Used to dirty, cramped, uncomfortable - though extremely reliable - suburban trains and BEST buses, the Monorail is like a breath of fresh air on the 8.9-km-long journey. (Agencies)
After a series of successful trials, Chief Minister Prithviraj Chavan inaugurated the government's show-piece project on Saturday evening and it is being thrown open to public from Sunday.
The shining and colourful skyblue-soft pink-refreshing green cars with streaks of black and white, the clean railway platforms and an air-conditioned environs in both the trains and platforms left most of the first viewers in awed silence.
The train interiors are equally striking - mostly in pastel shades with large windows offering awesome multi-dimensional views and comfortable and uncluttered seating arrangements.
The stations - not too large area-wise - are also spotless, at least for now!
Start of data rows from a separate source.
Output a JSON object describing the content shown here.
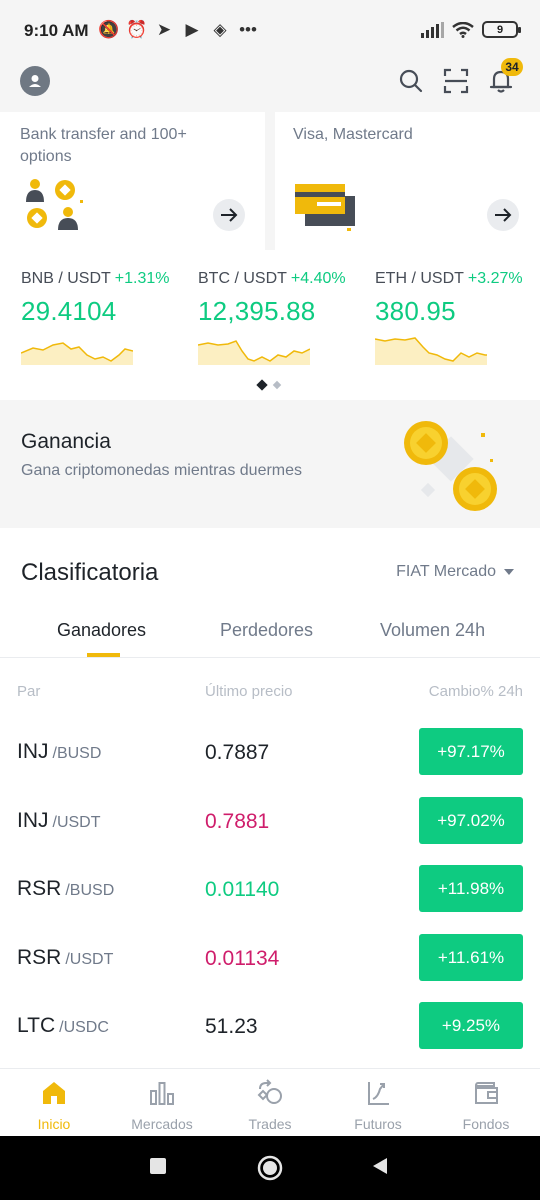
{
  "status": {
    "time": "9:10 AM",
    "icons": [
      "mute-icon",
      "alarm-icon",
      "telegram-icon",
      "youtube-icon",
      "binance-icon",
      "more-icon"
    ],
    "battery": "9"
  },
  "header": {
    "notification_count": "34"
  },
  "cards": [
    {
      "desc": "Bank transfer and 100+ options"
    },
    {
      "desc": "Visa, Mastercard"
    }
  ],
  "tickers": [
    {
      "pair": "BNB / USDT",
      "change": "+1.31%",
      "price": "29.4104"
    },
    {
      "pair": "BTC / USDT",
      "change": "+4.40%",
      "price": "12,395.88"
    },
    {
      "pair": "ETH / USDT",
      "change": "+3.27%",
      "price": "380.95"
    }
  ],
  "earn": {
    "title": "Ganancia",
    "subtitle": "Gana criptomonedas mientras duermes"
  },
  "ranking": {
    "title": "Clasificatoria",
    "filter": "FIAT Mercado",
    "tabs": [
      "Ganadores",
      "Perdedores",
      "Volumen 24h"
    ],
    "columns": [
      "Par",
      "Último precio",
      "Cambio% 24h"
    ],
    "rows": [
      {
        "base": "INJ",
        "quote": "/BUSD",
        "price": "0.7887",
        "price_color": "#1e2329",
        "change": "+97.17%"
      },
      {
        "base": "INJ",
        "quote": "/USDT",
        "price": "0.7881",
        "price_color": "#cf1d6b",
        "change": "+97.02%"
      },
      {
        "base": "RSR",
        "quote": "/BUSD",
        "price": "0.01140",
        "price_color": "#0ecb81",
        "change": "+11.98%"
      },
      {
        "base": "RSR",
        "quote": "/USDT",
        "price": "0.01134",
        "price_color": "#cf1d6b",
        "change": "+11.61%"
      },
      {
        "base": "LTC",
        "quote": "/USDC",
        "price": "51.23",
        "price_color": "#1e2329",
        "change": "+9.25%"
      }
    ]
  },
  "bottom_nav": [
    {
      "label": "Inicio",
      "icon": "home-icon",
      "active": true
    },
    {
      "label": "Mercados",
      "icon": "markets-icon",
      "active": false
    },
    {
      "label": "Trades",
      "icon": "trades-icon",
      "active": false
    },
    {
      "label": "Futuros",
      "icon": "futures-icon",
      "active": false
    },
    {
      "label": "Fondos",
      "icon": "wallet-icon",
      "active": false
    }
  ],
  "colors": {
    "accent": "#f0b90b",
    "up": "#0ecb81",
    "down": "#cf1d6b"
  }
}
They are situated at a minimum height of around 5.5 metres or around 20-feet - and much higher in some locations - at present accessed by staircases and soon by escalators.
As the Monorail zooms across a section of southeast Mumbai in its first phase, the hitherto unseen aerial view above the treetops, tall skyscrapers dotting its path as well as large slum pockets, cinemas and residential complexes, the RCF oil refinery, the snaky Eastern Freeway and of course, the Arabian Sea, are well worth the 20-minute ride.
From both sides during the journey, the large tracts of darkish green-grey mangroves, gardens and golf courses, the hazy hillocks in the eastern side of the city as well as the mainland, Thane Creek (which separates Mumbai island from the mainland), big and small lakes and other water bodies are a visual delight for commuters.
At present MMRDA (Mumbai Metropolitan Region Development Authority) joint director D Kawathkar said that on its 8.9 km route, the Monorail will halt at seven stations: Wadala, Bhakti Park, Mysore Colony, BPCL, Fertiliser Township, VNP-RC Marg Junction and Chembur.
These are some of the thickly-populated areas which are not adequately serviced by the regular Western Railway, Central Railway and its Harbour Line.
The aerial Monorail, running at speeds between 31 and 80 kmph, will be a boon and help de-congest the roads below.
With the first phase already the cynosure of the city eyes, MMRDA is hurrying to complete the second phase that will connect Wadala to Sant Gadge Maharaj Chowk.
Thus, it will offer 19.17 km of southeast connectivity between Sant Gadge Maharaj Chowk-Chembur, with 17 stations en route - and catapult it on the second longest corridor on the world Monorail map.
The longest is Japan's Osaka Monorail corridor at 23.8 km and the present second is the Tokyo Monorail at 16.9 km.
The Mumbai Monorail was constructed for around Rs 3,000 crore, against the Osaka Monorail which cost Rs 12,690 crore.
The fare structure for the Mumbai Monorail will be Rs 5-19, while the Osaka Monorail charges between USD 2-4.50 (Rs.125-325).
Mumbai, with a population of around 17 million (2011 Census) goes on its dizzying move daily with around seven million souls commuting by the suburban trains and another three million by the BEST buses, taxis, auto-rickshaws and private vehicles - a phenomenon perhaps unmatched anywhere in the world.
With the Monorail and the soon-to-be-launched Metro Rail, Mumbai's urban infrastructure is expected to undergo a sea change, offering cool comforts at elevated and underground levels over the next few years - giving the country's commercial capital the world-class touch it has lacked.
Used to dirty, cramped, uncomfortable - though extremely reliable - suburban trains and BEST buses, the Monorail is like a breath of fresh air on the 8.9-km-long journey.